* _Entries from a dataset of interfaces_:
• • • • •

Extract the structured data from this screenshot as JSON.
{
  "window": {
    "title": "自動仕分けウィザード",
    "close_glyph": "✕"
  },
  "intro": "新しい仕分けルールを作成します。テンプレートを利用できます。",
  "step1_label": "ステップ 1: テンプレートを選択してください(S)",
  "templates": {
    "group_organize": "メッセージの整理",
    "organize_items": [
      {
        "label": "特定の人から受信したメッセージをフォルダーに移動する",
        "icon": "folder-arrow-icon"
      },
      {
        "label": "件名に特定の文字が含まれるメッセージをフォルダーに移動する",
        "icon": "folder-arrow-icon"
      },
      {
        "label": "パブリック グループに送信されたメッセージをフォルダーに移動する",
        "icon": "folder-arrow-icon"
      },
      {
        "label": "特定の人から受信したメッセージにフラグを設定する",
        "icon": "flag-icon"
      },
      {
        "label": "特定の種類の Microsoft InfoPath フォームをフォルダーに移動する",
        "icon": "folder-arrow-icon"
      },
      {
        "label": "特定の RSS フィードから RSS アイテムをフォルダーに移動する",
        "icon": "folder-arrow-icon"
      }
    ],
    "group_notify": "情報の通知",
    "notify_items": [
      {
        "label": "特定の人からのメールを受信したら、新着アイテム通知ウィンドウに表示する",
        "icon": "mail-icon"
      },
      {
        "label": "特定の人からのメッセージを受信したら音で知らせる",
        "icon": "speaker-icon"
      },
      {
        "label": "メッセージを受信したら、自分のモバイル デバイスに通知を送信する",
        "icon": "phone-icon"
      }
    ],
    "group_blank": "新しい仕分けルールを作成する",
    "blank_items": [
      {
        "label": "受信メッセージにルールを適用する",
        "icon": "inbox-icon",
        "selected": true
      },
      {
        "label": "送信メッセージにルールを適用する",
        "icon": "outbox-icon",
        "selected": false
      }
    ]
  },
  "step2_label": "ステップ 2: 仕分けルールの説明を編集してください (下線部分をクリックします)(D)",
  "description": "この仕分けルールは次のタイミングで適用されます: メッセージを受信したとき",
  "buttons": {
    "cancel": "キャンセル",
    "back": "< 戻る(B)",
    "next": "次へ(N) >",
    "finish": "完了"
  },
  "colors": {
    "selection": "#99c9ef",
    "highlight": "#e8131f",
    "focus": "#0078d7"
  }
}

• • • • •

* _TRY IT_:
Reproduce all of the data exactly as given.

* _RESPONSE FOR THIS EXERCISE_:
Extract the structured data from this screenshot as JSON.
{
  "window": {
    "title": "自動仕分けウィザード",
    "close_glyph": "✕"
  },
  "intro": "新しい仕分けルールを作成します。テンプレートを利用できます。",
  "step1_label": "ステップ 1: テンプレートを選択してください(S)",
  "templates": {
    "group_organize": "メッセージの整理",
    "organize_items": [
      {
        "label": "特定の人から受信したメッセージをフォルダーに移動する",
        "icon": "folder-arrow-icon"
      },
      {
        "label": "件名に特定の文字が含まれるメッセージをフォルダーに移動する",
        "icon": "folder-arrow-icon"
      },
      {
        "label": "パブリック グループに送信されたメッセージをフォルダーに移動する",
        "icon": "folder-arrow-icon"
      },
      {
        "label": "特定の人から受信したメッセージにフラグを設定する",
        "icon": "flag-icon"
      },
      {
        "label": "特定の種類の Microsoft InfoPath フォームをフォルダーに移動する",
        "icon": "folder-arrow-icon"
      },
      {
        "label": "特定の RSS フィードから RSS アイテムをフォルダーに移動する",
        "icon": "folder-arrow-icon"
      }
    ],
    "group_notify": "情報の通知",
    "notify_items": [
      {
        "label": "特定の人からのメールを受信したら、新着アイテム通知ウィンドウに表示する",
        "icon": "mail-icon"
      },
      {
        "label": "特定の人からのメッセージを受信したら音で知らせる",
        "icon": "speaker-icon"
      },
      {
        "label": "メッセージを受信したら、自分のモバイル デバイスに通知を送信する",
        "icon": "phone-icon"
      }
    ],
    "group_blank": "新しい仕分けルールを作成する",
    "blank_items": [
      {
        "label": "受信メッセージにルールを適用する",
        "icon": "inbox-icon",
        "selected": true
      },
      {
        "label": "送信メッセージにルールを適用する",
        "icon": "outbox-icon",
        "selected": false
      }
    ]
  },
  "step2_label": "ステップ 2: 仕分けルールの説明を編集してください (下線部分をクリックします)(D)",
  "description": "この仕分けルールは次のタイミングで適用されます: メッセージを受信したとき",
  "buttons": {
    "cancel": "キャンセル",
    "back": "< 戻る(B)",
    "next": "次へ(N) >",
    "finish": "完了"
  },
  "colors": {
    "selection": "#99c9ef",
    "highlight": "#e8131f",
    "focus": "#0078d7"
  }
}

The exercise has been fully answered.